◆ **EXERCISE DATA**:
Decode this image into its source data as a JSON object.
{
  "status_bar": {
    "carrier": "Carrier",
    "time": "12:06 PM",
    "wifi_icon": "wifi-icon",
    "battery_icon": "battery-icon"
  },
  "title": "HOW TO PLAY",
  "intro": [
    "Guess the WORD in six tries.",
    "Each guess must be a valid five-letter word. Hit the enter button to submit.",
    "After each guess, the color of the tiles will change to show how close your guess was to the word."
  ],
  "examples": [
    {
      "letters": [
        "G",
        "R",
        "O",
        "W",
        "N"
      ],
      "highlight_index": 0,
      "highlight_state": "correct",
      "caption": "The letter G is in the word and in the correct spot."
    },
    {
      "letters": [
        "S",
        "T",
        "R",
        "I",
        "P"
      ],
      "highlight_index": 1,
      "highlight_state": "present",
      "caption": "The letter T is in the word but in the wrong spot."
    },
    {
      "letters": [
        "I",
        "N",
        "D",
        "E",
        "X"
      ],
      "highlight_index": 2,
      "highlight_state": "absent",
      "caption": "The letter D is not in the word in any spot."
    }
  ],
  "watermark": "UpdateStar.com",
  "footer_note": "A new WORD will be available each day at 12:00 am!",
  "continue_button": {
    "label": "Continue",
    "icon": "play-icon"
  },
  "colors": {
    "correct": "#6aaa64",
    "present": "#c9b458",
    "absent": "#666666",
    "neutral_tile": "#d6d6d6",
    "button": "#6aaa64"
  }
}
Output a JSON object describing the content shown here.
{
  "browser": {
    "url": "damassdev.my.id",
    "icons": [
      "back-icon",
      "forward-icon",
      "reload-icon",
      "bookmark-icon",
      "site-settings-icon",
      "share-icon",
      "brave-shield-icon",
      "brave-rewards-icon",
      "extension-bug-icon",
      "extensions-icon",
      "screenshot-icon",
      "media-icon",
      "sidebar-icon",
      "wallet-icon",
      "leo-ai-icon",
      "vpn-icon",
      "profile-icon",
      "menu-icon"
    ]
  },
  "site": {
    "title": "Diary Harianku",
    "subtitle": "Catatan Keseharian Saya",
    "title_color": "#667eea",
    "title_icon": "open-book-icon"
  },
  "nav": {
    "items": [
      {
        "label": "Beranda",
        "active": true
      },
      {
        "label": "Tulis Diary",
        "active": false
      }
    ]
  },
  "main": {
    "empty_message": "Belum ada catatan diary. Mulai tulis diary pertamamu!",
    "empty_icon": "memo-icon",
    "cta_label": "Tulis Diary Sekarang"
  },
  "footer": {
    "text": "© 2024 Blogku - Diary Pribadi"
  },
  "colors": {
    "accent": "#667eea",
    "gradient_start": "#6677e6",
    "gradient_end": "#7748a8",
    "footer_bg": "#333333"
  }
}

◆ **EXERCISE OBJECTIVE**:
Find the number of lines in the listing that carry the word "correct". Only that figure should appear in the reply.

◆ **OUTPUT**:
3